I know a man who started to develop psychological problems as a teenager. He used to spend as much time as he could in his bedroom listening to music, which was the one thing that gave him pleasure. As time went on, things became worse. Even after he’d left home, the problems continued. Many years later, he said a very interesting thing. He explained that one of the biggest blows to his confidence was the way his parents used to complain about the awful music he listened to.
You see, when you criticize your teenager’s choices, you criticize them. It’s an age of fragile egos and easily knocked self-esteem, and it’s easy to make your teenager feel that you disapprove, or even that you don’t like them. Whether it’s their music or their politics or the way they dress or their decision to become vegetarian, they need to know that it’s okay with you.
It’s one of the many paradoxes of teenagers. On the one hand, they want to rebel, to shock you, to do things that get to you, and on the other hand, they want your approval and your goodwill. I know it’s confusing for you, but it’s worse for them. They’re trapped inside minds and bodies that are trying to make the transition from dependent child to independent adult, and they don’t know what they want themselves half the time. One minute they want to grow up as fast as possible, and the next it’s all getting too scary, and they want to slow down. You just have to accept it and go with the flow.
No, not your own sex life. I hope that’s already healthy. I mean sex in general and, in particular, your teenager’s sex life. They may not have one yet (are you sure?), but they will sooner or later. And you want to make sure that when they do, it’s happy and safe and fulfilling, not furtive.
What is the single factor most likely to give your teenager a good experience? And, indeed, the confidence to delay that first experience until they’re ready? That’s right: Being comfortable with the subject. The more your child knows about sex and finds it easy to talk about, the more able they will be to say no, or to insist on a condom, or to respect their partner’s feelings.

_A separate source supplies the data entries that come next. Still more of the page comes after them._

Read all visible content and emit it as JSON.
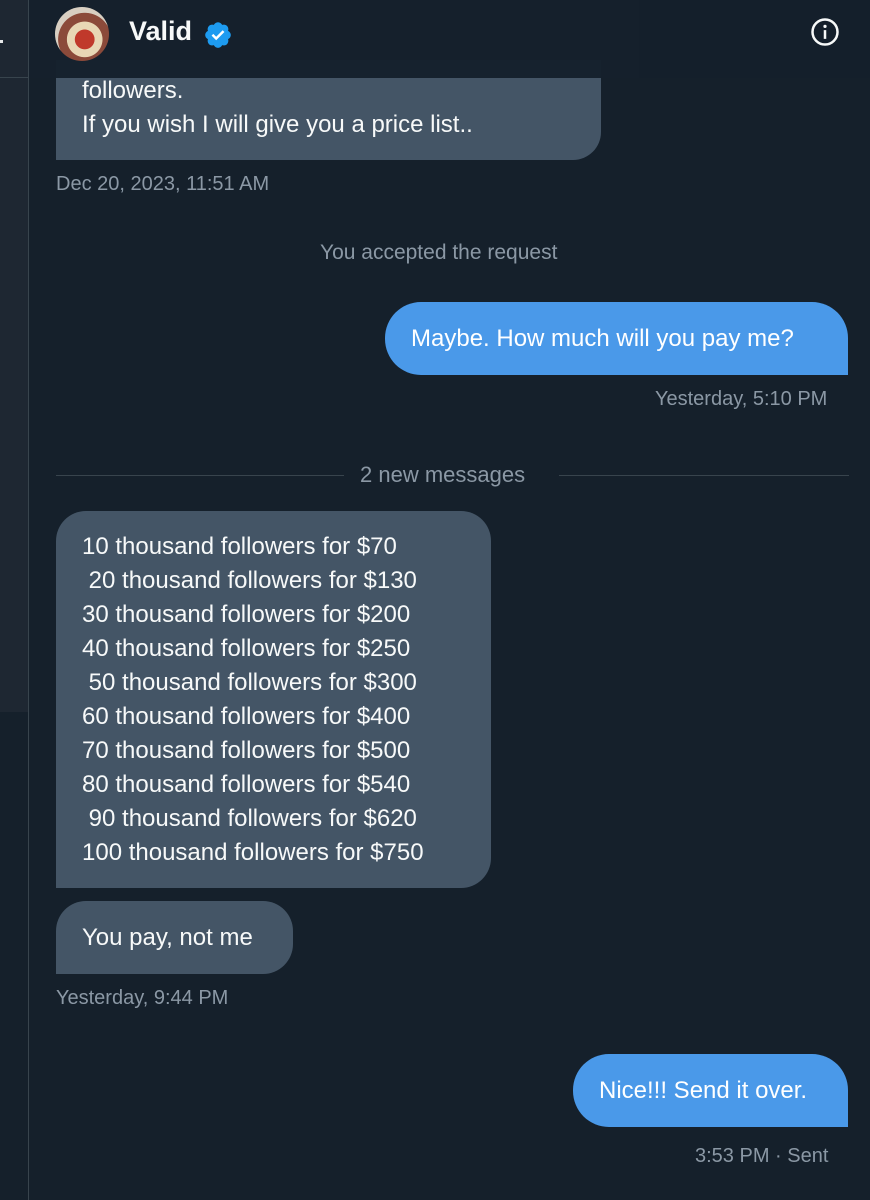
{
  "header": {
    "name": "Valid"
  },
  "messages": {
    "first_partial": [
      "followers.",
      "If you wish I will give you a price list.."
    ],
    "first_time": "Dec 20, 2023, 11:51 AM",
    "system_note": "You accepted the request",
    "out1": "Maybe. How much will you pay me?",
    "out1_time": "Yesterday, 5:10 PM",
    "new_divider": "2 new messages",
    "price_list": [
      "10 thousand followers for $70",
      " 20 thousand followers for $130",
      "30 thousand followers for $200",
      "40 thousand followers for $250",
      " 50 thousand followers for $300",
      "60 thousand followers for $400",
      "70 thousand followers for $500",
      "80 thousand followers for $540",
      " 90 thousand followers for $620",
      "100 thousand followers for $750"
    ],
    "in2": "You pay, not me",
    "in2_time": "Yesterday, 9:44 PM",
    "out2": "Nice!!! Send it over.",
    "out2_time": "3:53 PM · Sent"
  },
  "colors": {
    "background": "#15202b",
    "incoming_bubble": "#445566",
    "outgoing_bubble": "#4a99e9",
    "muted_text": "#8b98a5",
    "verified_badge": "#1d9bf0"
  },
  "icons": {
    "verified": "verified-badge-icon",
    "info": "info-icon"
  }
}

You can pretty much take it as read that the more you talk about sex (and drugs, alcohol, smoking, and all the rest) at home, the more confident your teenager will be in making mature decisions for themselves when the time comes. Even broad-minded parents who report strong relationships with their teenagers generally say that this is the trickiest subject to discuss comfortably, probably not least because teenagers also report that they find it difficult. But the onus is on you to show that it’s a perfectlyacceptable, normal thing to talk about.
School will teach your child the mechanics of sex, of course, and very probably also the basics of HIV and STDs and how to put on a condom. But your kids will giggle their way through this with their friends, and it won’t tell them anything about the fact that sex is a normal part of adult life, and that it has a complex relationship with the emotions. You’ll have to tell them that — don’t count on school to do it.